Poland’s biggest power producer PGE confirmed a deal on Wednesday to develop offshore wind farms with Denmark’s Ørsted in another sign the coal-centric country is rapidly attracting renewable energy investment.
Poland was the only EU member not to commit to climate neutrality by 2050 when the bloc set the target in 2019 and the government has long courted political support from interests in coal, which provides more than 70% of the country’s power. But pressure from Brussels, rising carbon prices and a grassroots push for climate action have driven the government to back investments in renewables projects over the past two years, chiefly in offshore wind and solar power. Poland has a long coastline but no offshore wind farms as yet. Just across the Baltic Sea, Denmark produces enough electricity from wind to meet half its annual demand and Ørsted has become the world’s biggest developer of offshore farms.
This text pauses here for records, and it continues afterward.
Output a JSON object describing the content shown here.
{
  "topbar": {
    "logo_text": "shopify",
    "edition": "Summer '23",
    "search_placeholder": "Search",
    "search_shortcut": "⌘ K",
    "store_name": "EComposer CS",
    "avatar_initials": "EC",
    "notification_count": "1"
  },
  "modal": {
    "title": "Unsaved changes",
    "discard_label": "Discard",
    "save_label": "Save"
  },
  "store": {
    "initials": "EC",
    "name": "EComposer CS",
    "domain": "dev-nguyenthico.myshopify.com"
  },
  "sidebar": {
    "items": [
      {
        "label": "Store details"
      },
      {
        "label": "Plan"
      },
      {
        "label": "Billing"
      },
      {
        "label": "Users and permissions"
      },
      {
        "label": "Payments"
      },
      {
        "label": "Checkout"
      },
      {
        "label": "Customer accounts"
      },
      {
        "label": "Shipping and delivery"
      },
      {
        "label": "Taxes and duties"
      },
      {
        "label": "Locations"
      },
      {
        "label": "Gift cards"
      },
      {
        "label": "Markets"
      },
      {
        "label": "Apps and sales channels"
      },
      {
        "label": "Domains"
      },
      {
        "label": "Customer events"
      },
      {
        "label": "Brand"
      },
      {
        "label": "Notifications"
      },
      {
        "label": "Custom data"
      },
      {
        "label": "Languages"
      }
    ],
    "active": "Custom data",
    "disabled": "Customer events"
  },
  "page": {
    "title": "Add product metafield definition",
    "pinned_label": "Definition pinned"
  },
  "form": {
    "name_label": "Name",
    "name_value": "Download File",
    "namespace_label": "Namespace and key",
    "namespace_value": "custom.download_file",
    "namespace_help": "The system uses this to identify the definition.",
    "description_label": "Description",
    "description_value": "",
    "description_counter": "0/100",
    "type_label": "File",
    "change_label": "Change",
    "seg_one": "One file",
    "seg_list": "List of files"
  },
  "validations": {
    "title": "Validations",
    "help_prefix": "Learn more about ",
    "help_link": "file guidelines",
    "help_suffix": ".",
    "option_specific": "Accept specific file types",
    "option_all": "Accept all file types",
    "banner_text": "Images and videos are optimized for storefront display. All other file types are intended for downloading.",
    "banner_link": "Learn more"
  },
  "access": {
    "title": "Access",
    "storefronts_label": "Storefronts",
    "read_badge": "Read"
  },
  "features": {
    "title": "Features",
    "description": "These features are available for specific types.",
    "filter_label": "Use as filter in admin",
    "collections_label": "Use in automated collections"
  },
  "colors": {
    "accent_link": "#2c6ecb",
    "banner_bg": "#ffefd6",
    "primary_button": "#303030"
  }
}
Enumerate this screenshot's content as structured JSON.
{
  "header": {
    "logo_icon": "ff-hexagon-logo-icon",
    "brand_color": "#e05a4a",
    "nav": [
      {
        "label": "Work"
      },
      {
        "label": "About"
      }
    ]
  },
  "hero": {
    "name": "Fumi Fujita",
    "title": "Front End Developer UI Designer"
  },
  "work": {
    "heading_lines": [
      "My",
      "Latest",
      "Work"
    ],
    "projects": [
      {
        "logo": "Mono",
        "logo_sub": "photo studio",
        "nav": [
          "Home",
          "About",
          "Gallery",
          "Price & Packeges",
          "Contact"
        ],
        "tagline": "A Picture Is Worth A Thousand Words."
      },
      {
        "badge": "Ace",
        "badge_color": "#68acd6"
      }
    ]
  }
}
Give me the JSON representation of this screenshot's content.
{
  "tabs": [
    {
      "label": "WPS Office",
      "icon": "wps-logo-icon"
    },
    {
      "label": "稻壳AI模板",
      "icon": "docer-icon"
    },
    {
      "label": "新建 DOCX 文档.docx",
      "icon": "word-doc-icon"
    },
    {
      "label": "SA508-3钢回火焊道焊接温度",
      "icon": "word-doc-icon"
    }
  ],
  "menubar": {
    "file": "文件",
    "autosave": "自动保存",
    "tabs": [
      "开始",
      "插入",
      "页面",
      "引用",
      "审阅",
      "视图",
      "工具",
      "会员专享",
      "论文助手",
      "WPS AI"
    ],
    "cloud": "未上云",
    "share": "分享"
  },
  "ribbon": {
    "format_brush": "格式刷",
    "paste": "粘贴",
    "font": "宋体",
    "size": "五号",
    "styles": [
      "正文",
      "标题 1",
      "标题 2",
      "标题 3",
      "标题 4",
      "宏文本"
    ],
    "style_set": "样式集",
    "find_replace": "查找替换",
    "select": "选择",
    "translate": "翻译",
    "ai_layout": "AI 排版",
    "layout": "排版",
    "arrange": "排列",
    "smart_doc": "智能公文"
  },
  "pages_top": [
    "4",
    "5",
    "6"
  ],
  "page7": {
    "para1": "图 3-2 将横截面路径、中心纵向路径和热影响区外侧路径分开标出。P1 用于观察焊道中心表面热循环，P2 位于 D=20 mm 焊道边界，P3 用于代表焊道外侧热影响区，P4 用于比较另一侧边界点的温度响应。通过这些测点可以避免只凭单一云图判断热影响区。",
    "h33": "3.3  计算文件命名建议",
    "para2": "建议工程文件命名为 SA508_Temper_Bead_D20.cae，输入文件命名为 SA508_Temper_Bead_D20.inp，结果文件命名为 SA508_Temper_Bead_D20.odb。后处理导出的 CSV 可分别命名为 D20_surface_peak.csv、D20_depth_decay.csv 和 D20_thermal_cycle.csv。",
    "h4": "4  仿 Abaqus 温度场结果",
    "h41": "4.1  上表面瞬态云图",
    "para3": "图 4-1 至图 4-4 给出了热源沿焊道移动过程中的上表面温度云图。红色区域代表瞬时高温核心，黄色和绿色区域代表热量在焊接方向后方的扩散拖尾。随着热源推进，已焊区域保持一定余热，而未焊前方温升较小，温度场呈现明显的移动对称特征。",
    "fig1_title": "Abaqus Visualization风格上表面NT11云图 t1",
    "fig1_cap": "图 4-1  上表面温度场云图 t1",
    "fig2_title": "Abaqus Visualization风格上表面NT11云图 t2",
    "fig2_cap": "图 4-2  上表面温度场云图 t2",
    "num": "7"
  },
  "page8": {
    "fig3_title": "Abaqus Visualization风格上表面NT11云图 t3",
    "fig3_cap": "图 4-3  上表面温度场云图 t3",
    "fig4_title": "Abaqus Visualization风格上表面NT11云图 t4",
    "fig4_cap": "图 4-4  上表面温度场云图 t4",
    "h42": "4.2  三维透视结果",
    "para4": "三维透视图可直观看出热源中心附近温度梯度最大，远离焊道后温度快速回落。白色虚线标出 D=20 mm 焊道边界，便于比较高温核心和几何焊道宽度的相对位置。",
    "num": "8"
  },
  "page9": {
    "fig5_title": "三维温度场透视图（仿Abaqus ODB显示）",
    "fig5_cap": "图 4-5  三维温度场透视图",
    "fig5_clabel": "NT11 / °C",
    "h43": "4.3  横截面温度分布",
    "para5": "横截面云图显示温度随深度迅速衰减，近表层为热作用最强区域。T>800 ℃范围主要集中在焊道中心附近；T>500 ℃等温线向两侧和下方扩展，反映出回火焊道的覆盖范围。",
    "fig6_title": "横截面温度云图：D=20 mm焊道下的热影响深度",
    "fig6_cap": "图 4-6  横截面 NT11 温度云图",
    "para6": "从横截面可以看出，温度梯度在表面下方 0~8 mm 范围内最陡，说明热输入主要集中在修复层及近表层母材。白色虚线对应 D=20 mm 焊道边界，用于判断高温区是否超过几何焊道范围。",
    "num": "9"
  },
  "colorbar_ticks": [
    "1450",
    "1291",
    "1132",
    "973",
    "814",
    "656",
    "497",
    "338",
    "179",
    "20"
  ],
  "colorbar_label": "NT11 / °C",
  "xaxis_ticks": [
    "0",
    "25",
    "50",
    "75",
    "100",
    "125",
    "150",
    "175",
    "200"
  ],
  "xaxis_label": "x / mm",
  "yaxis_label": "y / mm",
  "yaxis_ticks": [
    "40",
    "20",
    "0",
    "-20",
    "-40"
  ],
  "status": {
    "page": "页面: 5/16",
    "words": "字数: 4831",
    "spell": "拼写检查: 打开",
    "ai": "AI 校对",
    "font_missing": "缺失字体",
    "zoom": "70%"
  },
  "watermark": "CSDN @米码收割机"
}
“Poland is a very attractive, maybe one of the most attractive, emerging offshore markets in Europe,” said Holger Matthiesen, head of offshore development in Scandinavia, Poland and the Baltic states at German utility RWE Renewables. It plans to seek Polish government support this year for a 350 megawatt (MW) offshore wind farm, on top of the 2.5 gigawatts (GW) PGE and Ørsted intend to start building in the Baltic Sea in two developments. “Growth in offshore, commitment to reducing coal, a process of consolidation among utilities and the liberalisation of the market makes us look at Poland now with much more appetite than we did five or six years ago,” a source at one international energy company said.
Covid recovery funds could be diverted to fossil fuel capacity
Green energy investors target Poland as it weans itself off coal, Reuters, 2021-02-10